The social media company Twitter has mounted a legal challenge against orders by the Indian government to take down content. The lawsuit turns the spotlight on what critics say is a bid by Prime Minister Narendra Modi’s government to clamp down on critical online content under strict information technology laws passed last year that gives authorities powers to demand that companies block public access to posts or accounts. Twitter has not commented on the lawsuit, but media outlets in India reported that the company has asked for a judicial review of the takedown orders saying that they were either “overbroad and arbitrary” or “disproportionate.” The case was filed in the Karnataka high court in Bengaluru on Tuesday. After the lawsuit was reported, the junior minister for information technology Rajeev Chandrasekhar tweeted, that while “intermediaries” have the right to seek judicial review, they also have an obligation to follow the country’s rules. The lawsuit is the first legal challenge by the social media giant to push back against the rules passed last year under which the government can order the removal of social media posts or videos that are hateful, deceptive, libelous or threaten the security of the state among various other grounds. “The lawsuit by Twitter is significant because it has the potential to set important precedents for freedom of expression in India, particularly online freedom,” said Prateek Waghre, policy director with the Internet Freedom Foundation in New Delhi. Citing the Lumen database, an American site that analyzes legal complaints and removal requests, he points out that a number of posts and accounts blocked over the past year were that of politicians, activists and journalists. “There has been an increasing compliance burden on a lot of companies with the new IT (Information Technology) rules, so it was a matter of time before one of them took a more adversarial position,” Waghre told VOA. Among the content that the social media giant was asked to remove over the last year were tweets relating to a massive protest by farmers and those critical of the government’s handling of the pandemic during a deadly second wave in the summer of 2021. The new rules also make executives of internet companies liable to face criminal penalties if they do not comply with demands to take down posts or accounts.
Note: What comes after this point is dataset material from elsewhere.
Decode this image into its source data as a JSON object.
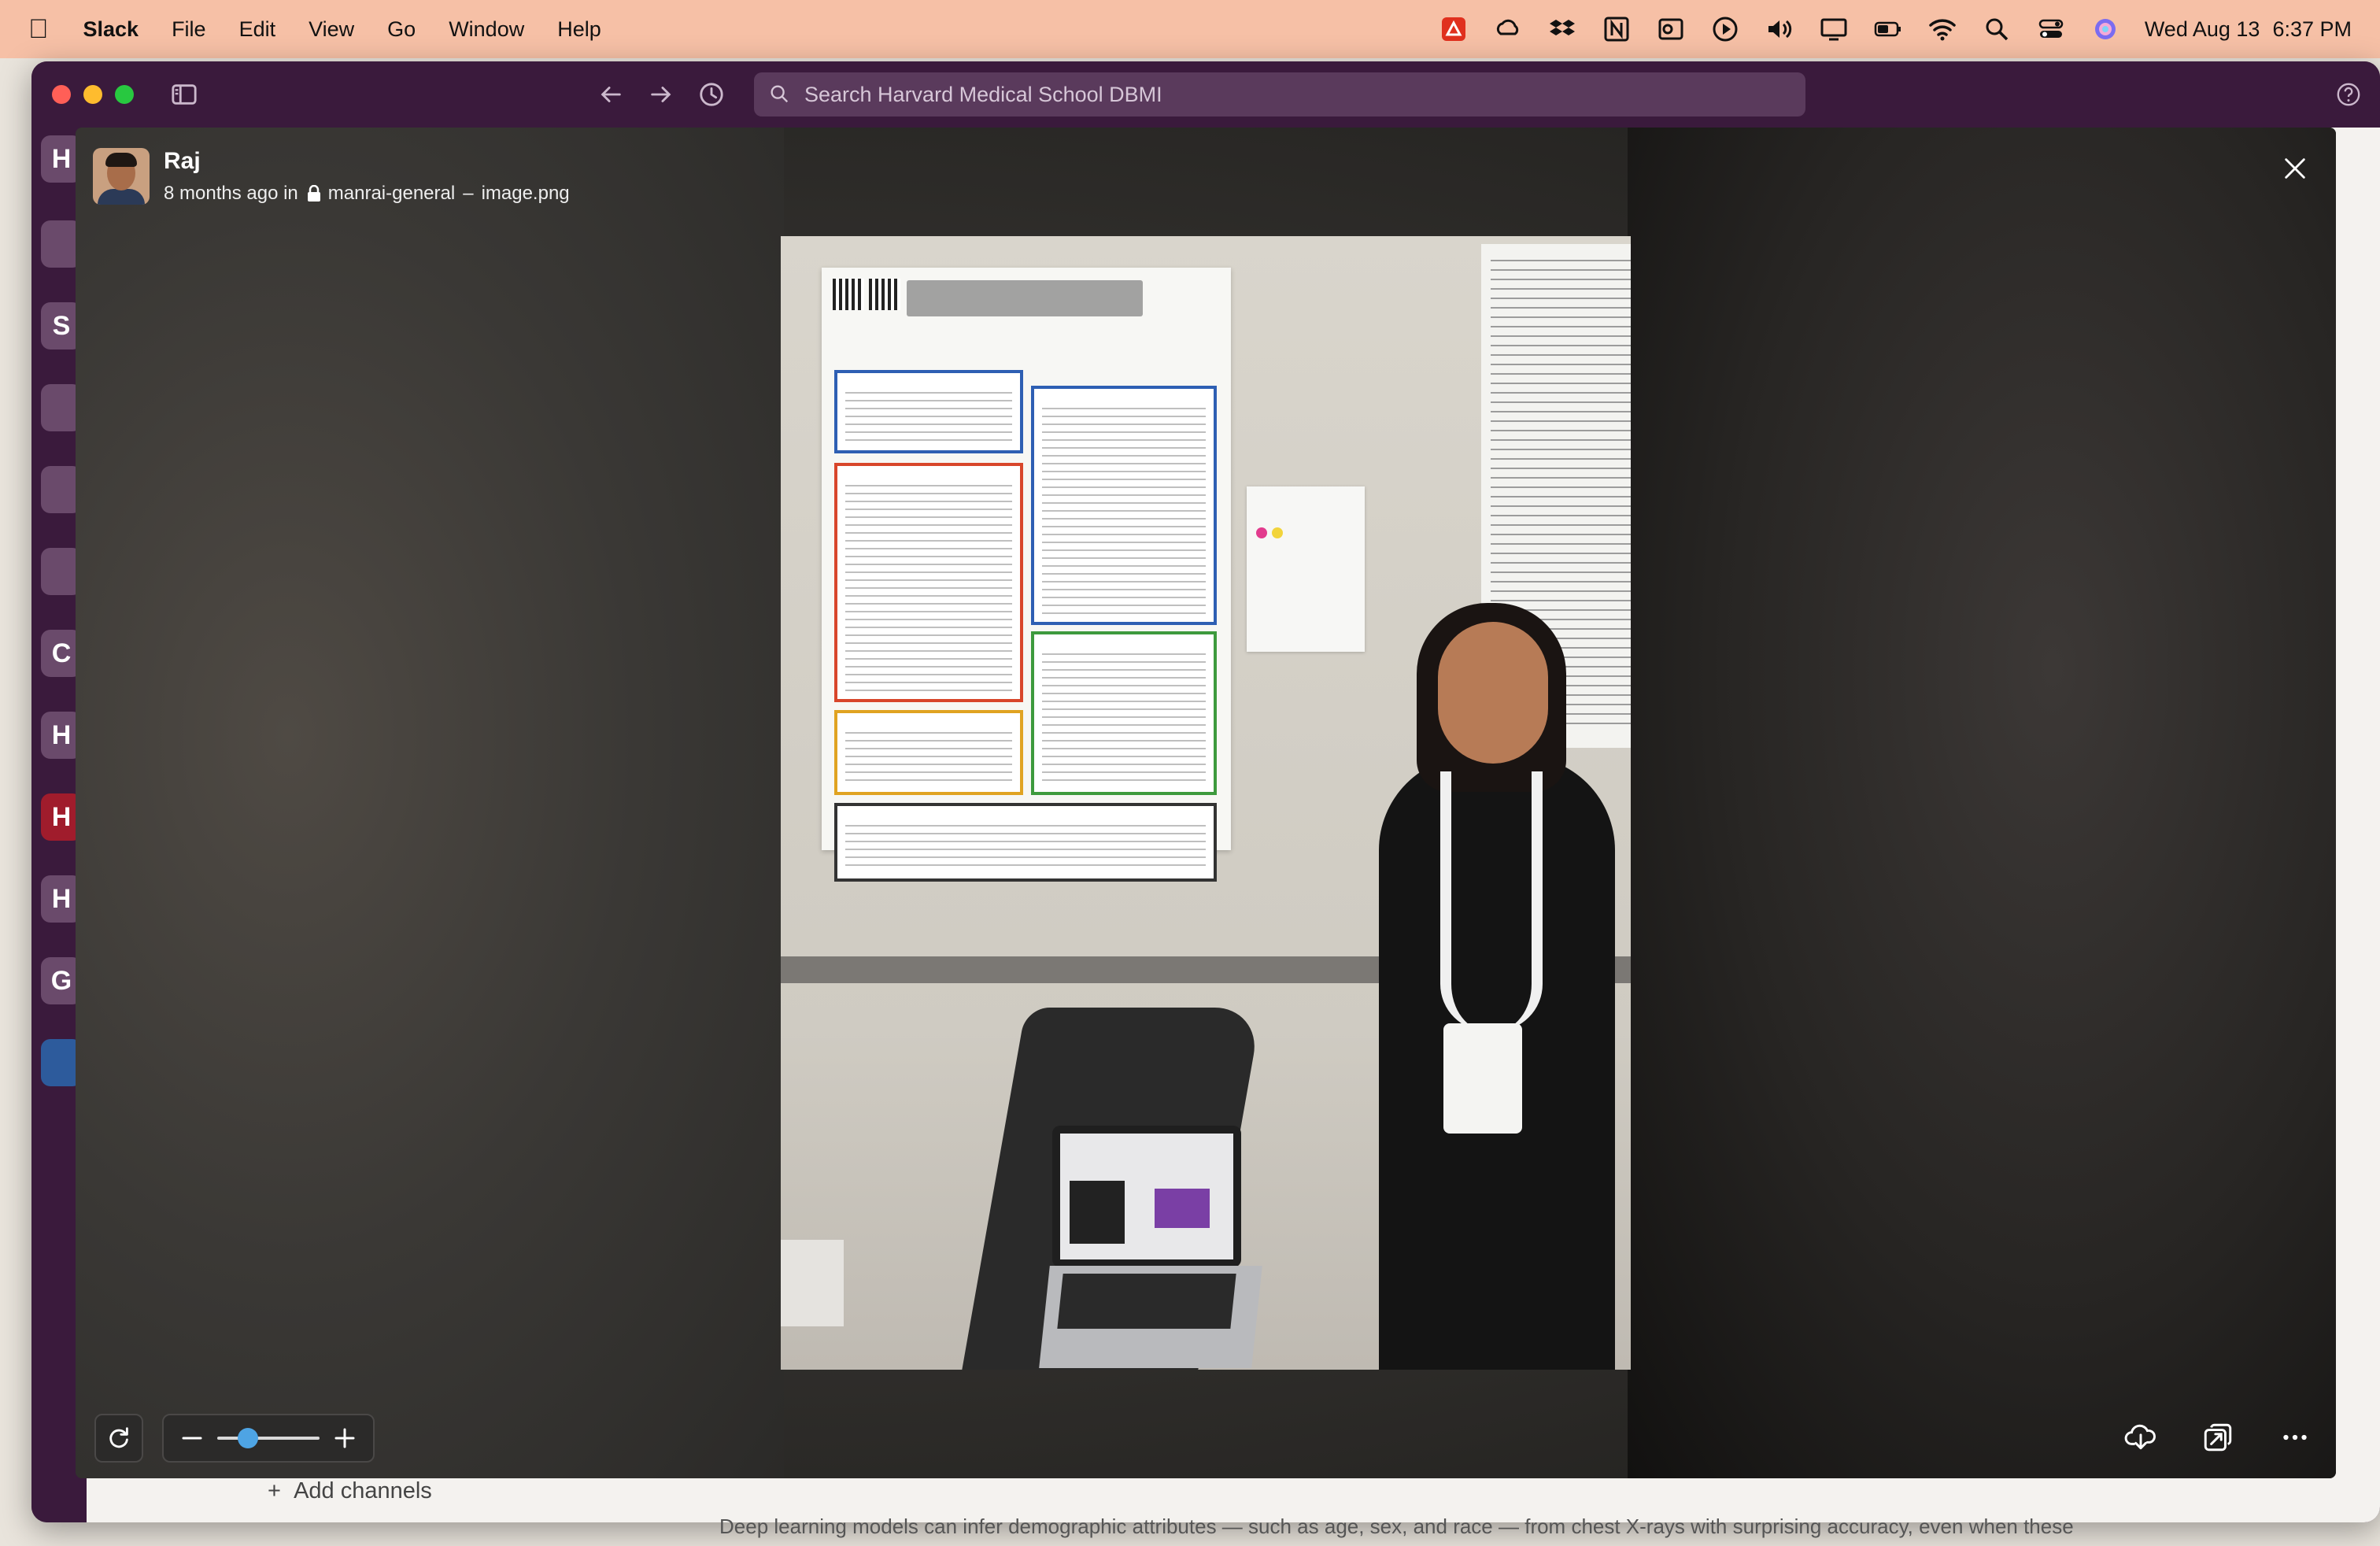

The regulations have raised questions on internet freedom in India, where social media companies now have millions of users — Twitter is estimated to have more than 24 million users in the country. The government defends the regulations saying they are necessary to combat online misinformation and says that social media companies must be accountable. But critics have voiced concern about its growing intolerance of dissenting voices, whether online or otherwise. According to a transparency report filed by Twitter from January to June 2021, India was among the top five countries that had demanded the removal of content — the others were Japan, Russia, Turkey and South Korea. Internet freedom in India weakened for a fourth straight year, according to a 2021 country report on freedom on the net by Freedom House, a Washington-based research organization. It said India’s new law had imposed broad obligations on large social media companies to further moderate online content, undermine end-to-end encryption, and increased retention of personal data. Twitter has had several brushes with the Indian government. In May, last year, the social media giant had expressed concern over freedom of expression in India days after police visited its offices in New Delhi and served a notice to the site after it labeled a tweet by the Bharatiya Janata Party, one of two major political parties in the country, as “manipulated media.” And in June last year, police in Uttar Pradesh state summoned the company’s top executive in India for failing to take down a viral video of alleged communal violence.
August 11, 2022
August 11, 2022